Canada Research Chair in Molecular Biology for Crop Quality

Tier 1 - 2004-01-01
Renewed: 2011-10-01
University of Saskatchewan
Natural Sciences and Engineering

306-966-4969
ravi.chibbar@usask.ca

Research involves


Using genomics to improve the grain quality of pulse and cereal crops, and to enhance their performance under stressful winter conditions.

Research relevance


This research will help diversify prairie agriculture by accelerating the development of cereal and pulse crops, and by enhancing the winter survival of fall seeded crops.

Harnessing Genomics to Improve Crops


Consumers are increasingly demanding that crops provide them with such wholesome qualities as high fibre, antioxidants, a low glycemic index, and a balanced mix of minerals and vitamins. Obtaining these qualities requires crops that are able to survive harsh growing conditions and remain productive in the face of climate change, while also producing the quality and yields that allow farmers to stay competitive.

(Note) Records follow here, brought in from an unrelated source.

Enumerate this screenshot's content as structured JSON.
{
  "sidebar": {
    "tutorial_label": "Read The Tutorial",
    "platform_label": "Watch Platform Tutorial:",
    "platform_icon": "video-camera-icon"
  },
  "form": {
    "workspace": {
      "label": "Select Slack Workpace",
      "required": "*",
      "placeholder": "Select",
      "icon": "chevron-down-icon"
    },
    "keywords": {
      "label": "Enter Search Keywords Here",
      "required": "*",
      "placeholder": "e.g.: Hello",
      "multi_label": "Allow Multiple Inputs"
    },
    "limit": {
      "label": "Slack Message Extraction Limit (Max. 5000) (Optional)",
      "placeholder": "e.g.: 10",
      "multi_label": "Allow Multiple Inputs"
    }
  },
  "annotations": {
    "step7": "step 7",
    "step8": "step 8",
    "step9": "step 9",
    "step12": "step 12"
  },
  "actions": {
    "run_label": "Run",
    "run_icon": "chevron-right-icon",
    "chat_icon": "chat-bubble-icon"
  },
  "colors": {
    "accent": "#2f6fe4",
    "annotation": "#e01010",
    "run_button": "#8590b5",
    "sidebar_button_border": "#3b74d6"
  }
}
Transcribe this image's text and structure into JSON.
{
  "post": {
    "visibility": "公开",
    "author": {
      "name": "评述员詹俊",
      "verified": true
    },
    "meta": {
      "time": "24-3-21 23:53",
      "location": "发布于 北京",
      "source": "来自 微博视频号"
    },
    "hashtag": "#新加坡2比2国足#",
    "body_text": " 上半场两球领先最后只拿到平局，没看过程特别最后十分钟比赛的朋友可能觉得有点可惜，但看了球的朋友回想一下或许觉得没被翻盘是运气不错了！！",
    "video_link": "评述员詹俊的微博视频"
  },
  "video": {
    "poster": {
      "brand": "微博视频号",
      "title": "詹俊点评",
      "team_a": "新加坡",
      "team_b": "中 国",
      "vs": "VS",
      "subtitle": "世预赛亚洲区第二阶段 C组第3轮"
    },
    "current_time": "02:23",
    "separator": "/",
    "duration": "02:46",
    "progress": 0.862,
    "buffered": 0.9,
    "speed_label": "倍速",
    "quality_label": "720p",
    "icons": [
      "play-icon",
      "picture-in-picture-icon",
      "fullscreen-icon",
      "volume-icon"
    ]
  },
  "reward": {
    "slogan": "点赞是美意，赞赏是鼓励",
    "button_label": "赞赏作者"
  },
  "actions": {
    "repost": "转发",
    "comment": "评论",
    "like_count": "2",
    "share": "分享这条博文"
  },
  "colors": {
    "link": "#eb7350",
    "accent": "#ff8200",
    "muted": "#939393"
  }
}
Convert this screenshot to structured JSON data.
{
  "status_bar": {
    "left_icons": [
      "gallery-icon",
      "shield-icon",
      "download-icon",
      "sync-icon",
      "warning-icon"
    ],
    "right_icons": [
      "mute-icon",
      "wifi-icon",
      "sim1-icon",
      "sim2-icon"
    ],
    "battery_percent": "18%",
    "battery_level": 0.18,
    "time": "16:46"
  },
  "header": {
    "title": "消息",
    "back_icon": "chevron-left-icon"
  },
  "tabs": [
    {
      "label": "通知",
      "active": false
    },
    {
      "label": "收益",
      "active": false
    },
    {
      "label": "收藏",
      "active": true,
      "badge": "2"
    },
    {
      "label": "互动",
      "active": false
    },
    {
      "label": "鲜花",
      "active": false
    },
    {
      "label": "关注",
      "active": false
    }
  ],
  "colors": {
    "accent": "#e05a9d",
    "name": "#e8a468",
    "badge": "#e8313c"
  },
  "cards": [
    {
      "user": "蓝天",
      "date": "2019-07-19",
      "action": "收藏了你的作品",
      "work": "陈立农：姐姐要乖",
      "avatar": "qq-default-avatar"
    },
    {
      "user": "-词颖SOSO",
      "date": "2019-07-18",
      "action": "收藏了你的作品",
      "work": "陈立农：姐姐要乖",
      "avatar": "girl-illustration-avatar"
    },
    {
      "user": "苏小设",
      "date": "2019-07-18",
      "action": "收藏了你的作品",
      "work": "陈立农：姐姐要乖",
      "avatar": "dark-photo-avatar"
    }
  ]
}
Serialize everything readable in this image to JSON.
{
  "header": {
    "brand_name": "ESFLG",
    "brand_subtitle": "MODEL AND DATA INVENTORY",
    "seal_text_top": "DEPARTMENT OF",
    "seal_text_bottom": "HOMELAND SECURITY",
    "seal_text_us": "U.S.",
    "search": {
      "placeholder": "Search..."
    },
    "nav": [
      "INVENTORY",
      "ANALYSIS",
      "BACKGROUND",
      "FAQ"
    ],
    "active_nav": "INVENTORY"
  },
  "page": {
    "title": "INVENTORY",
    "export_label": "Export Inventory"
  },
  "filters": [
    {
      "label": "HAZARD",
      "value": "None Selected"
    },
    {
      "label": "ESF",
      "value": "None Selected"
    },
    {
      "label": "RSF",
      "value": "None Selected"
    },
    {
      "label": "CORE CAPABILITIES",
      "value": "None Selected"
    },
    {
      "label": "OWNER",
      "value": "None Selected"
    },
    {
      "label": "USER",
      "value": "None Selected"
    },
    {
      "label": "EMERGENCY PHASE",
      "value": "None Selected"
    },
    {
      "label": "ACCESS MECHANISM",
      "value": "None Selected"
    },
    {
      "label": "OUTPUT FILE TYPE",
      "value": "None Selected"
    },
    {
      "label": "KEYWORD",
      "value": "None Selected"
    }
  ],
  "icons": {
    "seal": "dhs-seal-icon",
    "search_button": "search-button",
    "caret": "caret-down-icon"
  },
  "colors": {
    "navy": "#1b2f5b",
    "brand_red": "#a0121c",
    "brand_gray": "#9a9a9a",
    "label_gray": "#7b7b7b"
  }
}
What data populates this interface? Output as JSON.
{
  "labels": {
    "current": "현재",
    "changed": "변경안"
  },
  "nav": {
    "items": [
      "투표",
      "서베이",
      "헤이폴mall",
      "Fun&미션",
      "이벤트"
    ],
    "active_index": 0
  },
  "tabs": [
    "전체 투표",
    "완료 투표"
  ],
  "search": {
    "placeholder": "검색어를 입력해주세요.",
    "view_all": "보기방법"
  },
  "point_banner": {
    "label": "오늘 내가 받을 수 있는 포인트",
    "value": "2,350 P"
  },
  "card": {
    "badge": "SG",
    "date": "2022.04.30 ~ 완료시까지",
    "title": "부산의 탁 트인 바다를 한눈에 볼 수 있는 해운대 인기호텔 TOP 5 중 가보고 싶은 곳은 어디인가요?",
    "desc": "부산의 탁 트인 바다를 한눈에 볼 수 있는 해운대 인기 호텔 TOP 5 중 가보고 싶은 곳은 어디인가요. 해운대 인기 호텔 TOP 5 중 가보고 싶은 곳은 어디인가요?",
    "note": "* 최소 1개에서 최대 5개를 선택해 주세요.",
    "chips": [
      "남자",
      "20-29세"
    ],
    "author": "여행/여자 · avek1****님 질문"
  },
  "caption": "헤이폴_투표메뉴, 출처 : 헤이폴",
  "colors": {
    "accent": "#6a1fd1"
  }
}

Dr. Ravindra Chibbar, Canada Research Chair in Molecular Biology for Crop Quality, is helping farmers reach those goals by using genomics to improve the quality of wheat and barley, and of pulse crops like lentils and chickpeas. Chibbar is bringing together the expertise of molecular biologists, biochemists, cereal chemists, plant breeders and food scientists.

Chibbar is aiming to improve the profile of slow-digestible carbohydrates in cereals and pulses. Carbohydrates in these crops provide protection against diabetes and cardiovascular diseases, and are a major source of calories. Chibbar is also targeting winter wheat, which produces high yields, uses moisture efficiently, protects against erosion, out-competes many weeds and avoids disease, but which struggles against the challenging winters of the Canadian Prairies.

So far, Chibbar has described genes that contribute to carbohydrate composition, seed dormancy and winter hardiness. He has also produced a wheat bacterial artificial chromosome library and genetic maps of wheat and barley.

Chibbar’s application of genomics is opening up new ways to use biotechnology to improve crops without requiring genetic modification.